++++ Data extracts ++++

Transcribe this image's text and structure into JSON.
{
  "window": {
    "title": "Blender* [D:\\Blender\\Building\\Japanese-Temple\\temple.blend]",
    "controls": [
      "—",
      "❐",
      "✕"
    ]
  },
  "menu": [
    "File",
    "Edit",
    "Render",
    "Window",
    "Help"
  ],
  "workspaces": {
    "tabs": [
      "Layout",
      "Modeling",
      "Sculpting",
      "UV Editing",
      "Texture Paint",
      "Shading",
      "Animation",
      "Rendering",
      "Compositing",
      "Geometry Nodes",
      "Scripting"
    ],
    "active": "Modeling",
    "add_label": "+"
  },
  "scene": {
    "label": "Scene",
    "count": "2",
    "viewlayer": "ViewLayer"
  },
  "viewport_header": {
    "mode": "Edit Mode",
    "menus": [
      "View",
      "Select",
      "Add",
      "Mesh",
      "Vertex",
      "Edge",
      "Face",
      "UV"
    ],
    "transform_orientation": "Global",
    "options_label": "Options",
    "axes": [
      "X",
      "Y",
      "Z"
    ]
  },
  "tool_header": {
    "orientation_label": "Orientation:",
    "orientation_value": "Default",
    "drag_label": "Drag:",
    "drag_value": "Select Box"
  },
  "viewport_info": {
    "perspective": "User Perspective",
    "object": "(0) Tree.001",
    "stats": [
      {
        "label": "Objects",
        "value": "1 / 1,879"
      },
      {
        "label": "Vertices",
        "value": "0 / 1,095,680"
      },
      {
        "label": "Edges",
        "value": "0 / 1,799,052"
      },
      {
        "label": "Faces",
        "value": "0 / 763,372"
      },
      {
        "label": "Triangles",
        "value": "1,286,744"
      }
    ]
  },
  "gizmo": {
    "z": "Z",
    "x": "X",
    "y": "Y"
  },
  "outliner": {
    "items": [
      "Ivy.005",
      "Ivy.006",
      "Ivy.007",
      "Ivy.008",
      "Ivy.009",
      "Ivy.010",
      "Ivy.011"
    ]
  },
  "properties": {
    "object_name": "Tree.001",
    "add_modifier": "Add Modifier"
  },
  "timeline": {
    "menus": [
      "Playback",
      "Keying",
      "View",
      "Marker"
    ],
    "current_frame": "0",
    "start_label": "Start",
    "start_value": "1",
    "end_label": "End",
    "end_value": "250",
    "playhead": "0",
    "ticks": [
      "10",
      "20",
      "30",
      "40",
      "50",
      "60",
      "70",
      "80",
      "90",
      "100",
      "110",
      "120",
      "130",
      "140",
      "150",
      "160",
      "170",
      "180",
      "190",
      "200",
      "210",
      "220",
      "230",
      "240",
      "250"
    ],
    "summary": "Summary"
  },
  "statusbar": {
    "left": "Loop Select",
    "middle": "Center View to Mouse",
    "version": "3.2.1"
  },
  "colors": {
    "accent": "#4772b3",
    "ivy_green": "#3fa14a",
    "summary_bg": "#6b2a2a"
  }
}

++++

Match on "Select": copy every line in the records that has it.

      "Select",
    "drag_value": "Select Box"
    "left": "Loop Select",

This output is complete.